- Puzzles; requiring an animal to solve simple problems to access food or other rewards. These puzzles can include puzzle feeders that contain the animal’s meal or manipulation objects that are presented.
- Sensory; stimulating animals’ senses: visual, olfactory, auditory, tactile, and taste. Olfactory senses can be activated by presenting scents that the animal would encounter while hunting and mating in the wild. Caretakers include prey, predator, and pheromone scents within the enclosure. Auditory senses can be activated by playing recordings of the animal’s natural habitat, animal, and vocalizations that can be heard by the species in the wild.
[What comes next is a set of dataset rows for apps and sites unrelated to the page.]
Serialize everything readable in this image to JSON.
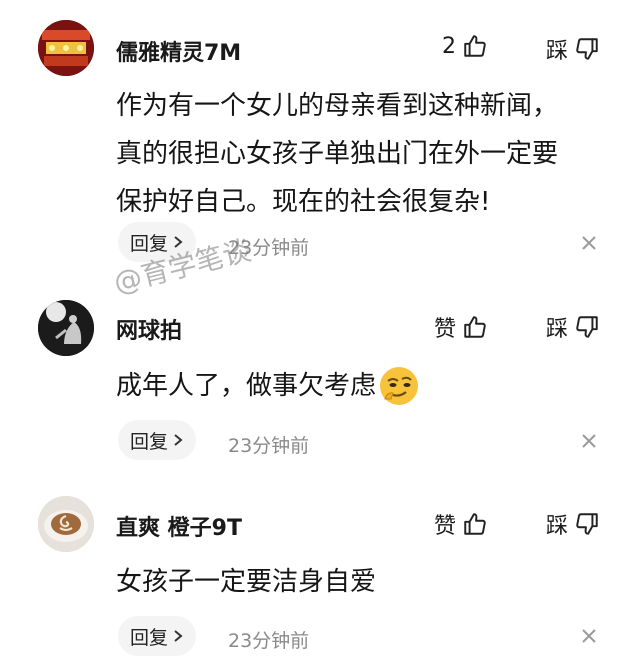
{
  "comments": [
    {
      "username": "儒雅精灵7M",
      "like_label": "2",
      "dislike_label": "踩",
      "content_lines": [
        "作为有一个女儿的母亲看到这种新闻，",
        "真的很担心女孩子单独出门在外一定要",
        "保护好自己。现在的社会很复杂!"
      ],
      "reply_label": "回复",
      "time": "23分钟前"
    },
    {
      "username": "网球拍",
      "like_label": "赞",
      "dislike_label": "踩",
      "content_lines": [
        "成年人了，做事欠考虑"
      ],
      "emoji": "thinking-face-emoji",
      "reply_label": "回复",
      "time": "23分钟前"
    },
    {
      "username": "直爽 橙子9T",
      "like_label": "赞",
      "dislike_label": "踩",
      "content_lines": [
        "女孩子一定要洁身自爱"
      ],
      "reply_label": "回复",
      "time": "23分钟前"
    }
  ],
  "watermark": "@育学笔谈",
  "icons": {
    "like": "thumbs-up-icon",
    "dislike": "thumbs-down-icon",
    "reply_chevron": "chevron-right-icon",
    "close": "close-icon"
  }
}
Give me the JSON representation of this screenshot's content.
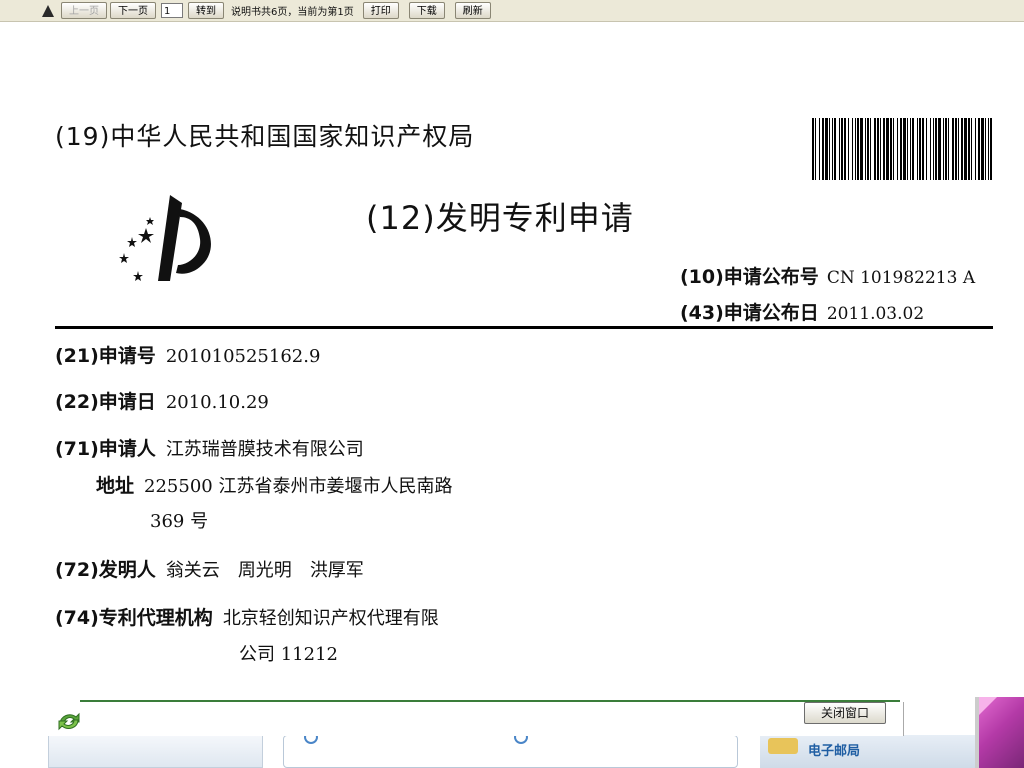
{
  "toolbar": {
    "icon": "printer-icon",
    "prev_page": "上一页",
    "next_page": "下一页",
    "page_input": "1",
    "goto": "转到",
    "page_info": "说明书共6页，当前为第1页",
    "print": "打印",
    "download": "下载",
    "refresh": "刷新"
  },
  "document": {
    "office": "(19)中华人民共和国国家知识产权局",
    "pub_type": "(12)发明专利申请",
    "pub_number_label": "(10)申请公布号",
    "pub_number": "CN 101982213 A",
    "pub_date_label": "(43)申请公布日",
    "pub_date": "2011.03.02",
    "app_number_label": "(21)申请号",
    "app_number": "201010525162.9",
    "filing_date_label": "(22)申请日",
    "filing_date": "2010.10.29",
    "applicant_label": "(71)申请人",
    "applicant": "江苏瑞普膜技术有限公司",
    "address_label": "地址",
    "address_line1": "225500 江苏省泰州市姜堰市人民南路",
    "address_line2": "369 号",
    "inventors_label": "(72)发明人",
    "inventors": [
      "翁关云",
      "周光明",
      "洪厚军"
    ],
    "agency_label": "(74)专利代理机构",
    "agency_line1": "北京轻创知识产权代理有限",
    "agency_line2": "公司 11212"
  },
  "popup": {
    "close_button": "关闭窗口"
  },
  "background": {
    "mail_label": "电子邮局"
  },
  "colors": {
    "toolbar_bg": "#ece9d8",
    "accent_green": "#3a7d3a",
    "corner_magenta": "#b43aa7"
  }
}
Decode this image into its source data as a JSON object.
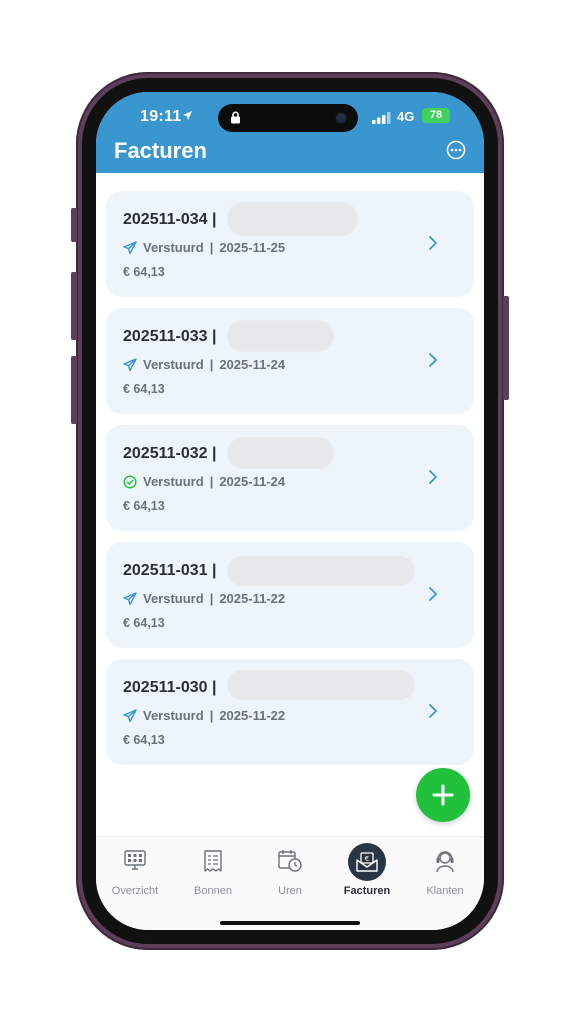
{
  "status_bar": {
    "time": "19:11",
    "network": "4G",
    "battery": "78"
  },
  "header": {
    "title": "Facturen",
    "more_icon": "more-horizontal-circle-icon"
  },
  "invoices": [
    {
      "number": "202511-034 |",
      "status": "Verstuurd",
      "status_icon": "paper-plane-icon",
      "date": "2025-11-25",
      "amount": "€ 64,13"
    },
    {
      "number": "202511-033 |",
      "status": "Verstuurd",
      "status_icon": "paper-plane-icon",
      "date": "2025-11-24",
      "amount": "€ 64,13"
    },
    {
      "number": "202511-032 |",
      "status": "Verstuurd",
      "status_icon": "check-circle-icon",
      "date": "2025-11-24",
      "amount": "€ 64,13"
    },
    {
      "number": "202511-031 |",
      "status": "Verstuurd",
      "status_icon": "paper-plane-icon",
      "date": "2025-11-22",
      "amount": "€ 64,13"
    },
    {
      "number": "202511-030 |",
      "status": "Verstuurd",
      "status_icon": "paper-plane-icon",
      "date": "2025-11-22",
      "amount": "€ 64,13"
    }
  ],
  "separator": "|",
  "fab": {
    "icon": "plus-icon"
  },
  "tabs": [
    {
      "label": "Overzicht",
      "icon": "dashboard-monitor-icon"
    },
    {
      "label": "Bonnen",
      "icon": "receipt-icon"
    },
    {
      "label": "Uren",
      "icon": "calendar-clock-icon"
    },
    {
      "label": "Facturen",
      "icon": "invoice-envelope-icon",
      "active": true
    },
    {
      "label": "Klanten",
      "icon": "customer-support-icon"
    }
  ],
  "colors": {
    "header": "#3a96cf",
    "accent": "#3a96cf",
    "fab": "#22c13d",
    "check": "#22c13d",
    "card": "#eef5fa"
  }
}
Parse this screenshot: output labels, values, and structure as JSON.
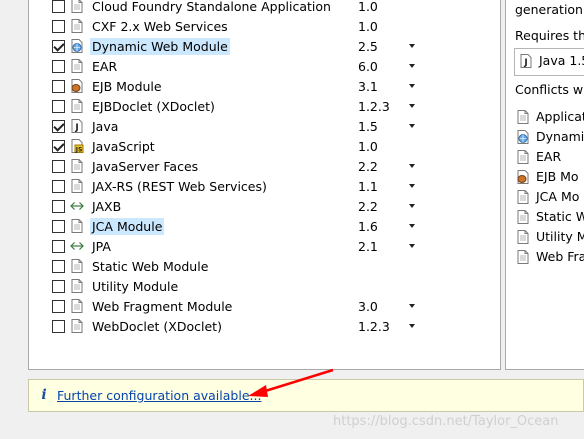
{
  "facets": [
    {
      "name": "Cloud Foundry Standalone Application",
      "version": "1.0",
      "checked": false,
      "icon": "doc-icon",
      "selected": false,
      "dropdown": false
    },
    {
      "name": "CXF 2.x Web Services",
      "version": "1.0",
      "checked": false,
      "icon": "doc-icon",
      "selected": false,
      "dropdown": false
    },
    {
      "name": "Dynamic Web Module",
      "version": "2.5",
      "checked": true,
      "icon": "web-module-icon",
      "selected": true,
      "dropdown": true
    },
    {
      "name": "EAR",
      "version": "6.0",
      "checked": false,
      "icon": "doc-icon",
      "selected": false,
      "dropdown": true
    },
    {
      "name": "EJB Module",
      "version": "3.1",
      "checked": false,
      "icon": "ejb-icon",
      "selected": false,
      "dropdown": true
    },
    {
      "name": "EJBDoclet (XDoclet)",
      "version": "1.2.3",
      "checked": false,
      "icon": "doc-icon",
      "selected": false,
      "dropdown": true
    },
    {
      "name": "Java",
      "version": "1.5",
      "checked": true,
      "icon": "java-icon",
      "selected": false,
      "dropdown": true
    },
    {
      "name": "JavaScript",
      "version": "1.0",
      "checked": true,
      "icon": "javascript-icon",
      "selected": false,
      "dropdown": false
    },
    {
      "name": "JavaServer Faces",
      "version": "2.2",
      "checked": false,
      "icon": "doc-icon",
      "selected": false,
      "dropdown": true
    },
    {
      "name": "JAX-RS (REST Web Services)",
      "version": "1.1",
      "checked": false,
      "icon": "doc-icon",
      "selected": false,
      "dropdown": true
    },
    {
      "name": "JAXB",
      "version": "2.2",
      "checked": false,
      "icon": "arrows-icon",
      "selected": false,
      "dropdown": true
    },
    {
      "name": "JCA Module",
      "version": "1.6",
      "checked": false,
      "icon": "doc-icon",
      "selected": true,
      "dropdown": true
    },
    {
      "name": "JPA",
      "version": "2.1",
      "checked": false,
      "icon": "arrows-icon",
      "selected": false,
      "dropdown": true
    },
    {
      "name": "Static Web Module",
      "version": "",
      "checked": false,
      "icon": "doc-icon",
      "selected": false,
      "dropdown": false
    },
    {
      "name": "Utility Module",
      "version": "",
      "checked": false,
      "icon": "doc-icon",
      "selected": false,
      "dropdown": false
    },
    {
      "name": "Web Fragment Module",
      "version": "3.0",
      "checked": false,
      "icon": "doc-icon",
      "selected": false,
      "dropdown": true
    },
    {
      "name": "WebDoclet (XDoclet)",
      "version": "1.2.3",
      "checked": false,
      "icon": "doc-icon",
      "selected": false,
      "dropdown": true
    }
  ],
  "details": {
    "description": "generation o",
    "requires_heading": "Requires the",
    "requires_item": "Java 1.5",
    "conflicts_heading": "Conflicts wit",
    "conflicts": [
      {
        "label": "Applicat",
        "icon": "doc-icon"
      },
      {
        "label": "Dynami",
        "icon": "web-module-icon"
      },
      {
        "label": "EAR",
        "icon": "doc-icon"
      },
      {
        "label": "EJB Mo",
        "icon": "ejb-icon"
      },
      {
        "label": "JCA Mo",
        "icon": "doc-icon"
      },
      {
        "label": "Static W",
        "icon": "doc-icon"
      },
      {
        "label": "Utility M",
        "icon": "doc-icon"
      },
      {
        "label": "Web Fra",
        "icon": "doc-icon"
      }
    ]
  },
  "info_bar": {
    "icon": "info-icon",
    "link": "Further configuration available..."
  },
  "watermark": "https://blog.csdn.net/Taylor_Ocean",
  "colors": {
    "selection": "#cce8ff",
    "info_background": "#ffffe1",
    "link": "#0645ad",
    "arrow": "#ff0000"
  }
}
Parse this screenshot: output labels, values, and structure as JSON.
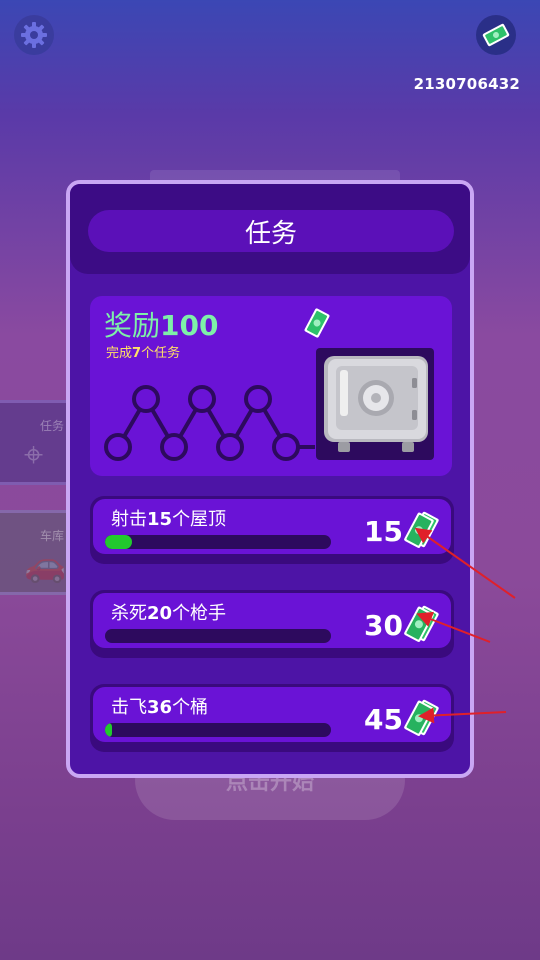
{
  "header": {
    "cash_amount": "2130706432"
  },
  "background": {
    "start_label": "点击开始",
    "side_items": [
      {
        "label": "任务",
        "icon": "crosshair-icon"
      },
      {
        "label": "车库",
        "icon": "car-icon"
      }
    ]
  },
  "panel": {
    "title": "任务",
    "reward": {
      "label": "奖励",
      "amount": "100",
      "subtitle_prefix": "完成",
      "subtitle_count": "7",
      "subtitle_suffix": "个任务",
      "chain_nodes": 7
    },
    "tasks": [
      {
        "prefix": "射击",
        "count": "15",
        "suffix": "个屋顶",
        "reward": "15",
        "progress": 0.12
      },
      {
        "prefix": "杀死",
        "count": "20",
        "suffix": "个枪手",
        "reward": "30",
        "progress": 0.0
      },
      {
        "prefix": "击飞",
        "count": "36",
        "suffix": "个桶",
        "reward": "45",
        "progress": 0.03
      }
    ]
  },
  "colors": {
    "accent_green": "#7ef0a8",
    "progress_green": "#22c92e",
    "highlight_yellow": "#ffe066",
    "panel_purple": "#4d14a6",
    "annotation_red": "#e0202a"
  }
}
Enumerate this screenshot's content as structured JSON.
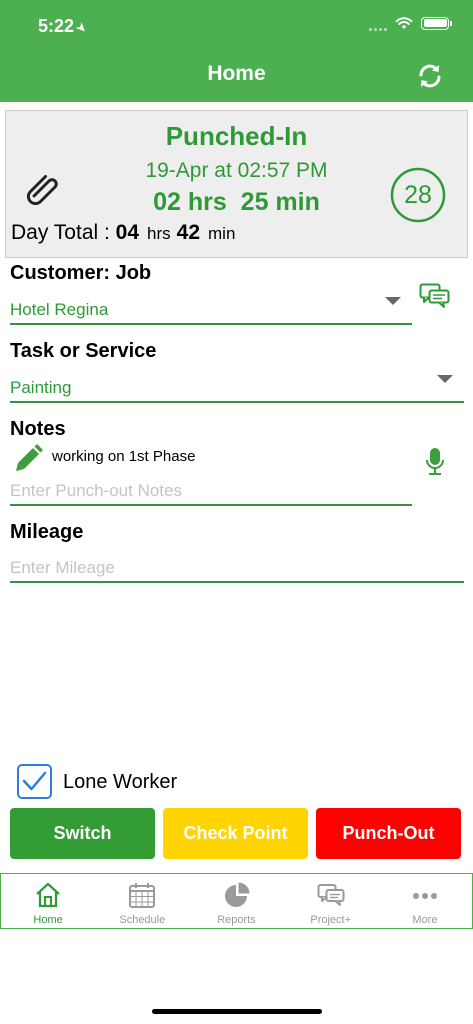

- Social; providing the opportunity to interact with other animals, either conspecifics or interspecifics.
- Training; training animals with positive reinforcement or habituation. This technique not only helps the animal to become mentally stimulated, but also helps to create and form a bond between the animal and his/her caretaker; allowing the caretaker to get a closer look at the animal on a daily basis and allowing for easier daily and veterinary care. ~Wikipedia
Since we are learning that dogs need mental and physical activities to keep them from unwanted behaviors. We are finding more and more ways to enrich their lives so they can become better pets. When becoming better pets the dogs are happy as they are getting much needed mental stimulation and you are happy because your pet isn’t destroying things as it has a job to do when you give it one in enrichment toys. There are many different enrichment toys out there, store bought ones as in puzzles, kong toys, tug-o-jugs and home made ones as in a water bottle with holes and treats in it for the dog to figure out how to get the treats out or like below a snuffle ball. Last October I wrote about a snuffle mat and how that enriches the canines, if you missed it you can read it here. My gang loved their snuffle mat so I decided to do a similar thing using a ball.
I used left over fleece strips from the snuffle mat to fill the ball with holes in it. You stuff the fleece in the ball and then hide your dogs dry kibble in the fleece.
They will smell the kibbles and have to figure out how to get the tasty morsels out. Guilty was a pro at it.
If your pooch is a destroyer and eater of things this enrichment toy might not be the one for you. Guilty was able to pull out the strips of fleece to get at the kibbles, she doesn’t eat fabric so I can use this toy with her but if your dog likes to eat fabric you shouldn’t use to be on the safe side. The ball that I used is the Hol-ee Roller ball from Chewy.com. The ball comes in various sizes so if you have a small dog you can get a small ball. Now that I have a litter of puppies I am excited to try out these enrichment toys.
Speaking of the puppies I made each one of them their very own snuffle mat to take home with them when they go to their new homes. Right now it is a snuggle mat as I put the mats in the whelping box and let the puppies crawl and snuggle in them to leave their scent and moms scent behind so when they are alone in their new home they have something familiar.